Forgive me if I've butchered the actual meaning of Lent there; I didn't grow up celebrating it (if "celebrating" is even the right word), and most of my basis of reference comes from watching friends who did. I remember kids in school giving up chocolate for Lent, but that came across as more of a duty of self-sacrifice - something they could brag/complain about, but not much else.
Then when I was in my late teens, my friend Kathy gave up Star Trek for Lent. This completely blew my mind: you could do that? And why? She told me she used the time she would otherwise be watching the show to meditate and study, which again, might not be exactly "right" for Lent, but at least it opened my eyes more to the concept.
This week I've seen friends posting a couple of different Lent strategies - some religious, some not - and I like that they're making me think. So far my favorite is the one that proposes giving up one thing from your house to the thrift store for each of the 40 days. But then, I'm a devoted purger year-round, so I'm not sure that's much of a challenge.
I've seen this one going around on Facebook, and it's got me a little riled. Sorry for the yucky image quality:
Now, I'm sure there are good intentions here, but oof. I take issue with anything that insinuates we can simply STOP feeling things, and then start feeling the exact opposite. Because - and please hear this, friends - we can't. Your emotions are not a beast to be tamed by sheer will power. Your emotions cannot be summoned at will, cannot be wished out of existence, and are not - NOT! - inherently good or evil.
To quote Dumbledore, it is our choices that show who we truly are. It's the things we can control. So by all means, lets do the things that help manage how we feel. Let's make healthy decisions. Let's meditate or pray and eat right and go to therapy and be diligent about taking our medications. But don't you dare - and hey, I'm talking to you here - don't you DARE feel lesser for feeling so-called "negative" emotions. Anger and hurt and sadness are part of the terrible beauty of being human. We all feel them. Sometimes we need to feel them. And that's OK.
Sorry, I got a little feisty there. I grew up in the church, and I'm fortunate enough to have mostly good memories, but the stigma against mental health treatment is real and long-lasting and a cancer that needs. to. go.
Right, shake it out, Jen. Shake it out.
Ahhh. That's better.
MOOOVING ON, here's another hot take one of my friends shared for Lent:
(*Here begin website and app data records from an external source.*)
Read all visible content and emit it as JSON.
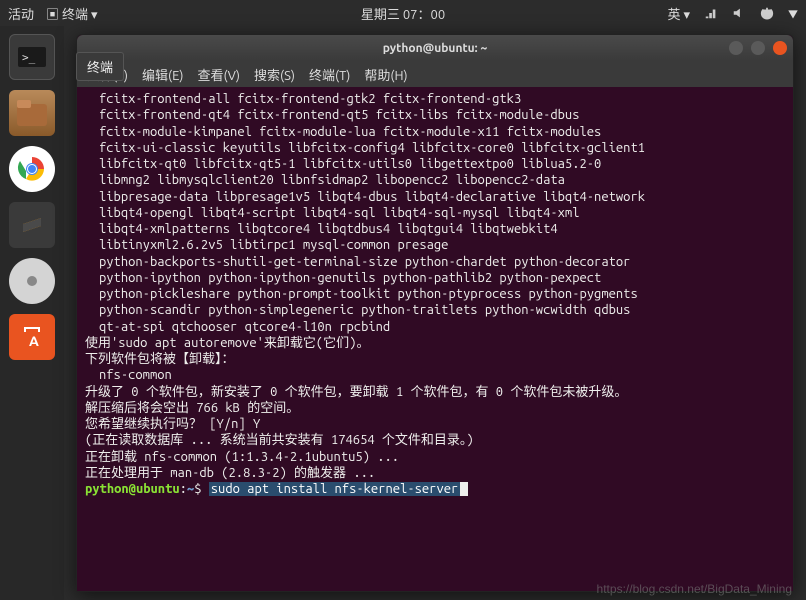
{
  "top_panel": {
    "activities": "活动",
    "app_menu": "终端 ▾",
    "clock": "星期三 07：00",
    "input_method": "英 ▾"
  },
  "sidebar": {
    "tooltip": "终端"
  },
  "window": {
    "title": "python@ubuntu: ~"
  },
  "menubar": {
    "file": "文件(F)",
    "edit": "编辑(E)",
    "view": "查看(V)",
    "search": "搜索(S)",
    "terminal": "终端(T)",
    "help": "帮助(H)"
  },
  "terminal": {
    "lines": [
      "fcitx-frontend-all fcitx-frontend-gtk2 fcitx-frontend-gtk3",
      "fcitx-frontend-qt4 fcitx-frontend-qt5 fcitx-libs fcitx-module-dbus",
      "fcitx-module-kimpanel fcitx-module-lua fcitx-module-x11 fcitx-modules",
      "fcitx-ui-classic keyutils libfcitx-config4 libfcitx-core0 libfcitx-gclient1",
      "libfcitx-qt0 libfcitx-qt5-1 libfcitx-utils0 libgettextpo0 liblua5.2-0",
      "libmng2 libmysqlclient20 libnfsidmap2 libopencc2 libopencc2-data",
      "libpresage-data libpresage1v5 libqt4-dbus libqt4-declarative libqt4-network",
      "libqt4-opengl libqt4-script libqt4-sql libqt4-sql-mysql libqt4-xml",
      "libqt4-xmlpatterns libqtcore4 libqtdbus4 libqtgui4 libqtwebkit4",
      "libtinyxml2.6.2v5 libtirpc1 mysql-common presage",
      "python-backports-shutil-get-terminal-size python-chardet python-decorator",
      "python-ipython python-ipython-genutils python-pathlib2 python-pexpect",
      "python-pickleshare python-prompt-toolkit python-ptyprocess python-pygments",
      "python-scandir python-simplegeneric python-traitlets python-wcwidth qdbus",
      "qt-at-spi qtchooser qtcore4-l10n rpcbind"
    ],
    "msg1": "使用'sudo apt autoremove'来卸载它(它们)。",
    "msg2": "下列软件包将被【卸载】：",
    "pkg_remove": "nfs-common",
    "msg3": "升级了 0 个软件包，新安装了 0 个软件包，要卸载 1 个软件包，有 0 个软件包未被升级。",
    "msg4": "解压缩后将会空出 766 kB 的空间。",
    "msg5": "您希望继续执行吗？ [Y/n] Y",
    "msg6": "(正在读取数据库 ... 系统当前共安装有 174654 个文件和目录。)",
    "msg7": "正在卸载 nfs-common (1:1.3.4-2.1ubuntu5) ...",
    "msg8": "正在处理用于 man-db (2.8.3-2) 的触发器 ...",
    "prompt_user": "python@ubuntu",
    "prompt_sep": ":",
    "prompt_path": "~",
    "prompt_end": "$ ",
    "command": "sudo apt install nfs-kernel-server"
  },
  "watermark": "https://blog.csdn.net/BigData_Mining"
}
While I'll always err on the side of being more quiet, more tolerant and affable, I do like this idea. I know the simple act of stretching out or putting my arm over a chair back makes me feel a million times more confident, and on the one hand that's ridiculous, but on the other, it's wonderful. So even though this idea doesn't seem to have anything to do with Lent, heck yeah, I'm in! ARM RESTS FOR EVERYONE! ... except the person next to us, I guess.
When I went looking for that Rick Astley meme I found a bunch of ones about giving up Facebook for Lent, so apparently that's a thing. Obviously I'm not about to tell you how to do you, as this is a hugely personal decision, but speaking as a small business owner: please don't give up social media. Every artist, writer, small business, and content creator out here desperately needs your likes, clicks, and comments. Maybe consider just giving up posting instead?
Plus, who knows, maybe your in-laws will like you better that way.
::ducks, runs away::
So now that I've gone on about Lent for a whole post, I guess I should admit I'm not giving up anything for it. Instead, I think I'll try looking for ways to show more gratitude online. Like, today I was thinking about a certain commenter here who consistently says things that make me smile. Then I realized: hey, I should tell her that. So I did. You know, things like that. I always try to be positive online, but I can always try harder, right? Plus I figure getting more gratitude out there in the world is in keeping with the spirit of Lent, and does us all good whatever we believe.
How about you guys? Obviously this isn't a religious forum, but I'm curious: have you ever given something up for your own emotional/mental/spiritual health? What was it, and did it work?